The annual Toys for Kids program has about the same status as most households this time of year. The list of wants is growing, and the money and goods to fill those wants haven’t quite hit their stride.
A week into the season, Toys for Kids cofounder Wanda Thacker said volunteers have names of more than 260 children to receive Christmas toys this year.
“We expect to have at least 300 more by the time sign-ups are complete,” Thacker said.
The central Toys for Kids headquarters at 2325 Belle Plain has new shelving to take in inventory, but the shelves are pretty bare right now, Thacker said.
“But,” she added, “it’s early in the season. This is our fifth year to have the program and a lot of clubs, schools and organizations have made Toys for Kids a holiday tradition and take up their own collections.
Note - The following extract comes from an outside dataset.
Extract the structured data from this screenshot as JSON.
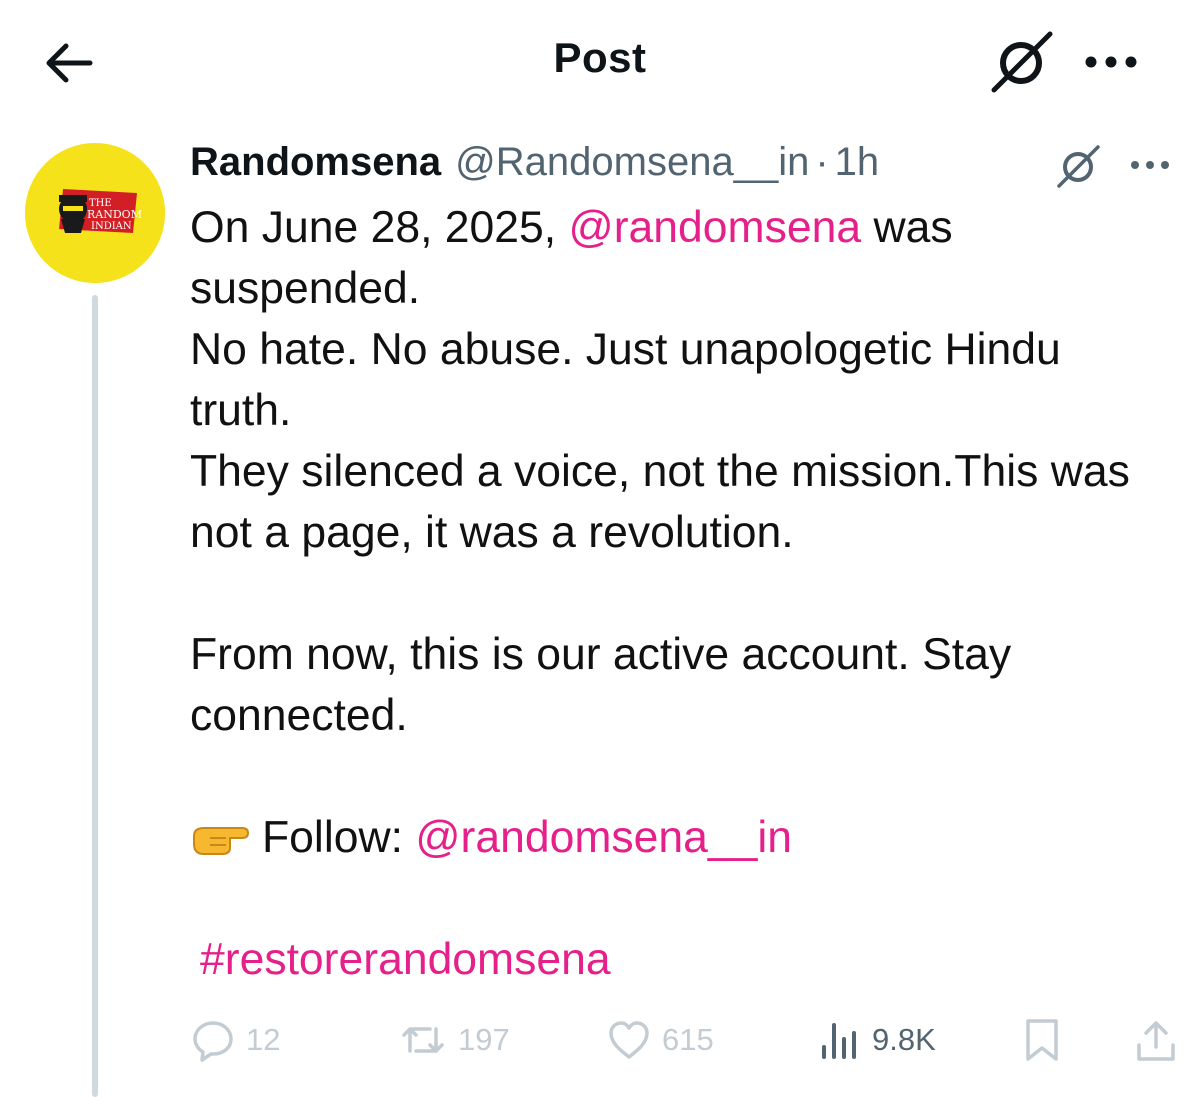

The community always comes through. We always make it. I don’t expect this year to be any different.”
Donations can be dropped off between 9.30 a.m. and 4 p.m. Wednesday through Saturday at the headquarters. Red Man Lodge and several other buildings are on the property but the Toys for Kids headquarters has a sign on the front to designate it.
Parents may also sign up for their children to receive toys those hours and those days at the same location. Though no financial need statement is required, parents signing up are asked to bring the child’s Social Security card and their own picture identification.
“Some families may be having a tough time right now, because of a job layoff or a big bill, it’s fine for them to sign up. Maybe next year will be better and they can donate gifts,” Thacker said. “I like to think that’s the way it works.”
Many people prefer making financial donations, Thacker said, and those are certainly needed. Checks and money orders can be mailed to Toys for Kids at P.O. Box 912; Brownwood, TX 76804.
With the financial contributions, Thacker said, she and other volunteers can buy more at some wholesale distributors.
“But we also buy a lot of things locally. We shop the sales, cut coupons and look at how the money can be stretched.
“We need toys for big kids, gifts for older adolescents — but especially gifts for 2 and younger — toddler and baby toys. It’s getting close, but a lot of people are just starting their shopping. All we ask is they remember the kids,” Thacker said.
Parents “shopping” day, when they can pick out the toys for their children will be Dec. 22, at the Toys for Kids headquarters.
Thacker and her husband Dennis founded the Brown County Toys for Kids Christmas gift program in 2002 when Dennis was in remission from cancer. But by 2005 at Christmas time, the cancer had returned and Dennis was in hospice care. Wanda Thacker said the family promised Dennis before he died in February, 2006, that Toys for Kids would continue.
Though a number of volunteers are involved, Thacker said, family members including Dennis’s siblings and relatives; Dennis and Wanda Thacker’s daughters, Stacee Hetzel, Carrie Martinez and Krissi Prince and their families; Wanda Thacker’s mom, Dorothy Alston; and a family friend, Marcie Simmons, who’s been a ready volunteer each of the five years, have formed a “core volunteer staff.”
“The family plans to continue this service for as long as we are able,” Thacker said when the 2006 drive began.
“It means so much to our families, it’s a way we can feel Dennis’s wonderful spirit shining through.”